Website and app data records
BEGIN

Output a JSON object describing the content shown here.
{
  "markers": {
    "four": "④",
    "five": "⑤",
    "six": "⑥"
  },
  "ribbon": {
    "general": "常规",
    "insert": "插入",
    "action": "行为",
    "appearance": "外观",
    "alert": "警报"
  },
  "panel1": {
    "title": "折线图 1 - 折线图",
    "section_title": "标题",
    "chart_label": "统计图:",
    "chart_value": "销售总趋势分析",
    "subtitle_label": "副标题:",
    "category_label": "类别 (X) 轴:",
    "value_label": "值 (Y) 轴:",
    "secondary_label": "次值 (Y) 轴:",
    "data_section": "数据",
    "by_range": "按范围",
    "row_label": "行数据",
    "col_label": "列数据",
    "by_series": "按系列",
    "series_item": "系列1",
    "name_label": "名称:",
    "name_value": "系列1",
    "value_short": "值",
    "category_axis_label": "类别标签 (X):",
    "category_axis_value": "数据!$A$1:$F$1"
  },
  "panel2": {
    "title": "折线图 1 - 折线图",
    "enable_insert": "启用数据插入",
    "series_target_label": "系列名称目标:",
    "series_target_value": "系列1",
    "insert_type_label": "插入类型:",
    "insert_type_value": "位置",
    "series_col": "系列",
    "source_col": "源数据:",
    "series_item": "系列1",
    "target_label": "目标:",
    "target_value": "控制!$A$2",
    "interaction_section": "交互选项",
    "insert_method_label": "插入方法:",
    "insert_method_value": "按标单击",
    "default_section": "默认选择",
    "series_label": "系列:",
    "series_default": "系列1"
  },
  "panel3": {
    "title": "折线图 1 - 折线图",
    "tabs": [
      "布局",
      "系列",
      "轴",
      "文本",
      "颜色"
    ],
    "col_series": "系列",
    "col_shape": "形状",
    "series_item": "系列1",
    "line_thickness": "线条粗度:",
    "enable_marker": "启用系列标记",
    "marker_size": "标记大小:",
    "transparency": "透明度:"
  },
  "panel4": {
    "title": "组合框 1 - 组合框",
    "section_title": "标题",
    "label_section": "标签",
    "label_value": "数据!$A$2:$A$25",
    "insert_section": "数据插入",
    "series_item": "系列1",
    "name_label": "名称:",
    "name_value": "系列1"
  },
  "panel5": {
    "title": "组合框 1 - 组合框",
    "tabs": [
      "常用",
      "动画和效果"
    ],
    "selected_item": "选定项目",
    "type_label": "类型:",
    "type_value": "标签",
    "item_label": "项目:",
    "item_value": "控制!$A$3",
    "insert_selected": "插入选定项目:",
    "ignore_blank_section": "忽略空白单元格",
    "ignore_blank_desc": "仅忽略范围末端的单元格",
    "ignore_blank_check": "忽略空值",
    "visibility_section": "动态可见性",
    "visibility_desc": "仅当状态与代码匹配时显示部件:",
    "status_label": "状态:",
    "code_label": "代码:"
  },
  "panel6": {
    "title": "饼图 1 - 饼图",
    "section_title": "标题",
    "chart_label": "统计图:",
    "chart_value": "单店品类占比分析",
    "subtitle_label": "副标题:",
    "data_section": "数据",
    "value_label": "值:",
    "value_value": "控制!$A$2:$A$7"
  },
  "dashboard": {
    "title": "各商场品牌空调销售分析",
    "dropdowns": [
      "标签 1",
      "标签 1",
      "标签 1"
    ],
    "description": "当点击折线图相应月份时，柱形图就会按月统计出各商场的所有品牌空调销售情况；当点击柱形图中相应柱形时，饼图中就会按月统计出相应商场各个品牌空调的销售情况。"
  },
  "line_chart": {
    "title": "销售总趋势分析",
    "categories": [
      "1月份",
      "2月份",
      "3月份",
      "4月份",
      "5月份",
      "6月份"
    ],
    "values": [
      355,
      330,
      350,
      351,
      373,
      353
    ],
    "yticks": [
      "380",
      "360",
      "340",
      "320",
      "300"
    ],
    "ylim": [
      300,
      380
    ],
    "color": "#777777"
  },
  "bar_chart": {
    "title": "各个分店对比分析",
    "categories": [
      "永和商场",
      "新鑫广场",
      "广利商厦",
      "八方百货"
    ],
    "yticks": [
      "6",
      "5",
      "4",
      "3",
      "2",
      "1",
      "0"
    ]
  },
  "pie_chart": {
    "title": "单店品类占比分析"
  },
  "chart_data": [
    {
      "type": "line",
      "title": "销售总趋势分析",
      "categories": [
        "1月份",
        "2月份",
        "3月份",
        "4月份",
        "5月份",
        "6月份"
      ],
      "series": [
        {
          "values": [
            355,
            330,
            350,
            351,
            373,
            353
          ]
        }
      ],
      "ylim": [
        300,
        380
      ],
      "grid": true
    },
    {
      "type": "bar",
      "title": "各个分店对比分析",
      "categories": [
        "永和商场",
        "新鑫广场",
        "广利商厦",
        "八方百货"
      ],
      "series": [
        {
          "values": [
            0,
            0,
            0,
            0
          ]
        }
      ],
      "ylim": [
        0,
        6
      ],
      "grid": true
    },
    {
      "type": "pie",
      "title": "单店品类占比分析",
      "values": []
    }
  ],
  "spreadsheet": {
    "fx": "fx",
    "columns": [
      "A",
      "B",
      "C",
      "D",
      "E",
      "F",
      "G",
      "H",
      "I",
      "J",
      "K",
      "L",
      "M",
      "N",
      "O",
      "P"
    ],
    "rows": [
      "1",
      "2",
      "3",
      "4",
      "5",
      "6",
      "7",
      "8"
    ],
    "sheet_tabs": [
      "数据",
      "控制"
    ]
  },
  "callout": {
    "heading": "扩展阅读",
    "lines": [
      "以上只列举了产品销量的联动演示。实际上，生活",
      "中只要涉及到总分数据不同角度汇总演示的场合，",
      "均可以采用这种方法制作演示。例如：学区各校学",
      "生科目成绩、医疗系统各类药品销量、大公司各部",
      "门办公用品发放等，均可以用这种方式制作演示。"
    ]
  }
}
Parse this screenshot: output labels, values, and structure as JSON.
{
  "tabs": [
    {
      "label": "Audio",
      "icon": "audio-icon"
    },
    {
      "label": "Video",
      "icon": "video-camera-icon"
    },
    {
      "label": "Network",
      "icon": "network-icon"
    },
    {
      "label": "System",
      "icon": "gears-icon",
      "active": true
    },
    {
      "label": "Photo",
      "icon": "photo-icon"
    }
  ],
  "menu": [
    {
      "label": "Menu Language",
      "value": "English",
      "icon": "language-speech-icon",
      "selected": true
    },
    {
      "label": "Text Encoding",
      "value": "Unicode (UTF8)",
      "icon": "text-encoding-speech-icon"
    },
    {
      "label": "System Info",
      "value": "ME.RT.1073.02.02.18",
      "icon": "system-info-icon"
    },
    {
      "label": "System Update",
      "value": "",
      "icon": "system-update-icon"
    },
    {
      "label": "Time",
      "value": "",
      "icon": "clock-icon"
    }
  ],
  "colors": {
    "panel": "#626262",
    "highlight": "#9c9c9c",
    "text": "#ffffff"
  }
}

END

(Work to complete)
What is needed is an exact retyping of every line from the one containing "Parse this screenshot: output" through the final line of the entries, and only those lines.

(Exercise output)
Parse this screenshot: output labels, values, and structure as JSON.
{
  "tabs": [
    {
      "label": "Audio",
      "icon": "audio-icon"
    },
    {
      "label": "Video",
      "icon": "video-camera-icon"
    },
    {
      "label": "Network",
      "icon": "network-icon"
    },
    {
      "label": "System",
      "icon": "gears-icon",
      "active": true
    },
    {
      "label": "Photo",
      "icon": "photo-icon"
    }
  ],
  "menu": [
    {
      "label": "Menu Language",
      "value": "English",
      "icon": "language-speech-icon",
      "selected": true
    },
    {
      "label": "Text Encoding",
      "value": "Unicode (UTF8)",
      "icon": "text-encoding-speech-icon"
    },
    {
      "label": "System Info",
      "value": "ME.RT.1073.02.02.18",
      "icon": "system-info-icon"
    },
    {
      "label": "System Update",
      "value": "",
      "icon": "system-update-icon"
    },
    {
      "label": "Time",
      "value": "",
      "icon": "clock-icon"
    }
  ],
  "colors": {
    "panel": "#626262",
    "highlight": "#9c9c9c",
    "text": "#ffffff"
  }
}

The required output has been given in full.